Orange County Mayor Teresa Jacobs kicked off 2017 with the fifth annual Orange County Economic Summit. The Summit presents a gauge of the current economic climate and forecast.
Dr. Sean Snaith, director of the University of Central Florida’s (UCF) Institute for Economic Competitiveness and chair of the Orlando EDC’s Orlando Economic Forum, presented a forecast for the local, state and national economy in 2017.
“In Central Florida, there’s growth in all sectors. The pace of growth, compared to the state-wide averages, is much stronger,” Snaith said during his presentation. “We’re growing faster than the state, than the national economy and not by a little bit, but by a great amount.”As Orlando’s economy grows, the need for a diverse and highly educated workforce becomes increasingly critical for the region. In a panel focused on workforce development, key regional leaders discussed programs and initiatives to meet the present and future demand for a qualified labor force in Central Florida. The panelists included Barbara Jenkins, Ed.D., superintendent of Orange County Public Schools, Thad Seymour, Ph.D., vice provost for UCF Downtown, Sanford “Sandy” Shugart, Ph.D., president of Valencia College and Crystal Sircy, executive vice president of the Orlando Economic Development Commission. Pam Nabors, president and CEO of CareerSource Central Florida moderated the panel.
“Workforce, hands down, is the most important factor of economic development,” Crystal Sircy said. “CEOs repeatedly tell us that workforce development and the talent pool today, and in the future, is vital to their success.” Sircy added that businesses are attracted to a diverse workforce and a ready talent pipeline.
Dr. Sugart discussed Valencia Colleges’ expansion of technical certifications to meet the need for both job seekers and employers looking for specifically technical proficiency.
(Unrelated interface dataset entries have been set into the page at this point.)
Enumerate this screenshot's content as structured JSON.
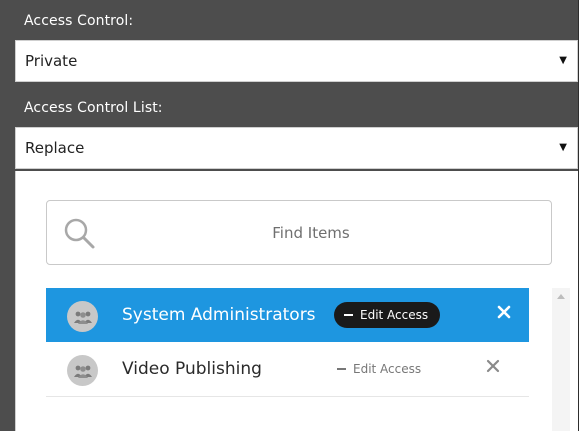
{
  "access_control": {
    "label": "Access Control:",
    "value": "Private",
    "caret": "▼"
  },
  "acl": {
    "label": "Access Control List:",
    "value": "Replace",
    "caret": "▼"
  },
  "search": {
    "placeholder": "Find Items",
    "icon": "search-icon"
  },
  "items": [
    {
      "label": "System Administrators",
      "edit_label": "Edit Access",
      "icon": "group-icon",
      "remove_icon": "close-icon",
      "selected": true
    },
    {
      "label": "Video Publishing",
      "edit_label": "Edit Access",
      "icon": "group-icon",
      "remove_icon": "close-icon",
      "selected": false
    }
  ],
  "colors": {
    "panel_bg": "#4d4d4d",
    "selected_bg": "#1e96e0",
    "pill_bg": "#1a1a1a"
  }
}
Dr. Jenkins shared Orange County Public Schools’ commitment to preparing students for post higher education and future careers through Science, Technology, Engineering, and Math (STEM) and Career and Technical Education (CTE) programs.
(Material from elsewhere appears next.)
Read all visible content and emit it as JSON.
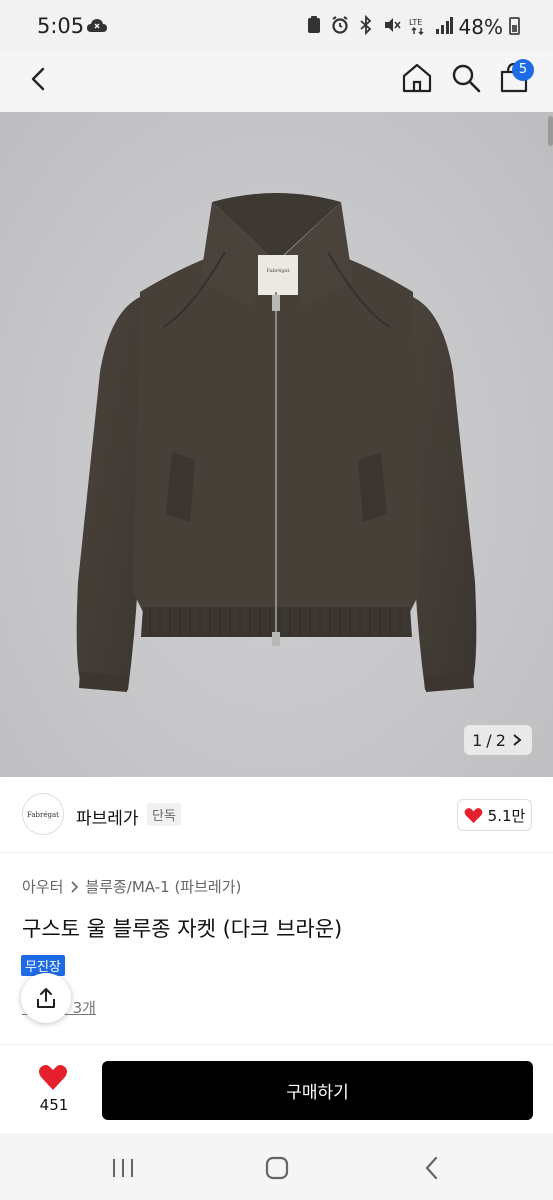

Dr. Seymour discussed the strategic advantage that Orlando’s higher education community has over other regions nationwide. The region’s cohesive community allows organizations to strategically foster the required talent needed by growing industry sectors.
“Thanks to changing technologies and emerging industries, we really need to create a pipeline of workers who are skilled in a wide variety of specialty and high-tech areas. From under-employed workers seeking new skills to high-school-aged and entry-level workers, we are committed to helping everyone gain access to job training, in order to develop a marketable workforce skill.” Mayor Jacobs said.
Following the 2017 Economic Summit, Orange County hosted the second Florida TechMatch, an invitation-only event that gives local technology companies the chance to build relationships with national industry leaders.